There were so many times when I was coding up early versions of Lobaco that I didn’t give any thought to security. Mostly it was because the features I was developing weren’t really capable of divulging anything that wasn’t already public so I happily kept on coding leaving the tightening up of the security for another day. Afterwards I started using some of the built in authentication services available with the Windows Communication Framework but I realised that whilst it was easy to use with the Silverlight client it wasn’t really designed for anything that wasn’t Windows based. After spending a good month off from programming what would be the last version of Geon I decided that I would have to build my own services from the ground up and with that my own security model.
You’d think with security being such a big aspect of any service that contains personal information about users that there would be dozens of articles about. Well there are but none of them were particularly helpful and I spent a good couple days researching into various authentication schemes. Finally I stumbled upon this post by Tim Greenfield who laid out the basics of what has now become the authentication system for Lobaco. Additionally he made the obvious (but oh so often missed) point that when you’re sending any kind of user name and password over the Internet you should make sure it’s done securely using encryption. Whilst that was a pain in the ass to implement it did mean that I could feel confident about my system’s security and could focus on developing more features.
However when it comes down to the crunch new features will often beat security in terms of priority. There were so many times I wanted to just go and build a couple new features without adding any security into them. The end result was that whilst I got them done they had to be fully reworked later to ensure that they were secure. Since I wasn’t really working under any deadline this wasn’t too much of a problem, but when new features trump security all the way to release you run the risk of releasing code into the wild that could prove devastating to your users.

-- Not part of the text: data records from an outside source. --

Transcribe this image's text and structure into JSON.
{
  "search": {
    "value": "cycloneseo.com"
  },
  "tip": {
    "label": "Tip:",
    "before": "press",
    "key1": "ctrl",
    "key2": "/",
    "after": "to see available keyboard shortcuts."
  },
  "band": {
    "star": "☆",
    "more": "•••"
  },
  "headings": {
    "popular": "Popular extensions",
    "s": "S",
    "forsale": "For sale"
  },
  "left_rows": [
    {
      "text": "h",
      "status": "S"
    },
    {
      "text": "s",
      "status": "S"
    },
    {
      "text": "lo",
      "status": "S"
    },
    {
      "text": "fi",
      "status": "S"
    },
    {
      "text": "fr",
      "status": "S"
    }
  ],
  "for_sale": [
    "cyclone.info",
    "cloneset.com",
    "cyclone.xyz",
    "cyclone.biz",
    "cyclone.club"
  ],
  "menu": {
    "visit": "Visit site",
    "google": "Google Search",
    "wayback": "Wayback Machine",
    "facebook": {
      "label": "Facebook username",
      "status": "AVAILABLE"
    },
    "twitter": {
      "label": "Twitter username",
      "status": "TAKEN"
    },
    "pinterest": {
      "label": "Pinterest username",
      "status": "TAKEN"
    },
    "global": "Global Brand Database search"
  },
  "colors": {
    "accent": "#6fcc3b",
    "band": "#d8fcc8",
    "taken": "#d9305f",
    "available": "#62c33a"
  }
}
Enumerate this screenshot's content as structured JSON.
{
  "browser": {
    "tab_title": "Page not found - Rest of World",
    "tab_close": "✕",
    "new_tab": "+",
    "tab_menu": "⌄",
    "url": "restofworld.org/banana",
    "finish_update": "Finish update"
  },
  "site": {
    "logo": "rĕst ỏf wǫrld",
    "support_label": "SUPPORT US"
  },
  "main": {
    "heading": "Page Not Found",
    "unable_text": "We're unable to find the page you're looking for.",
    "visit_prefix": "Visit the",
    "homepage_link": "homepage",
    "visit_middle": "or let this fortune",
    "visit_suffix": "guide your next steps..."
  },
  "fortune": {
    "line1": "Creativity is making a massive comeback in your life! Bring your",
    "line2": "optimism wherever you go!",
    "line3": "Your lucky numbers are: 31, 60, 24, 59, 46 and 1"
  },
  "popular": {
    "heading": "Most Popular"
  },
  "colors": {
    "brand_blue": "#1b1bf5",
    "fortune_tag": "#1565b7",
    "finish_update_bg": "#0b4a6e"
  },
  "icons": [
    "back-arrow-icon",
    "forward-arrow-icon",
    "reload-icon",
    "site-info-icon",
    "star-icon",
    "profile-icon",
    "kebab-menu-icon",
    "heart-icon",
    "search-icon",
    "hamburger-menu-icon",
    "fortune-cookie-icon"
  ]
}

No example of this has been more prolific than the recent security issues that have plagued the popular micro-blogging service Twitter. Both of them come hot on the heels of the release of the new Twitter website released recently that enables quite a bit more functionality and with it the potential to open up holes for exploitation. The first was intriguing as it basically allowed someone to force the user’s browser to execute arbitrary Java script. Due to the character length limit of Twitter the impact this could have was minimised, but it didn’t take long before malicious attackers got a hold of it and used it for various nefarious purposes. This was a classic example of something that could have easily been avoided if they sanitised user input rather than checking for malicious behaviour and coding against it.
The second one was a bit more ugly as it had the potential to do some quite nasty things to a user’s account. It used the session details that Twitter stores in your browser to send messages via your account. Like the other Twitter exploit it relied on the user’s typical behaviour of following links posted by the people they follow. This exploit can not be squarely blamed at Twitter either as the use of link shortening services that hide the actual link behind a short URL make it that much harder for normal users to distinguish the malicious from the mundane. Still Twitter should have expected such session jacking (I know I have) and built in counter measures to stop them from doing it.
Any large public system will attract those looking to exploit it for nefarious means, that’s part and parcel of doing business on the web. The key then is to build your systems with the expectation that they will be exploited rather than waiting for an incident to arise. As a developer I can empathise that developing code that’s resistance to every kind of attack is next to impossible but there are so many things that can be done to ensure that the casual hackers steer clear. Twitter is undergoing a significant amount of change with a vision to scale themselves up for the big time, right up there with Google and Facebook. Inevitably this will mean they’ll continue to have security concerns as they work to scale themselves out and hopefully these last two exploits have shown them that security is something they should consider more closely than they have in the past.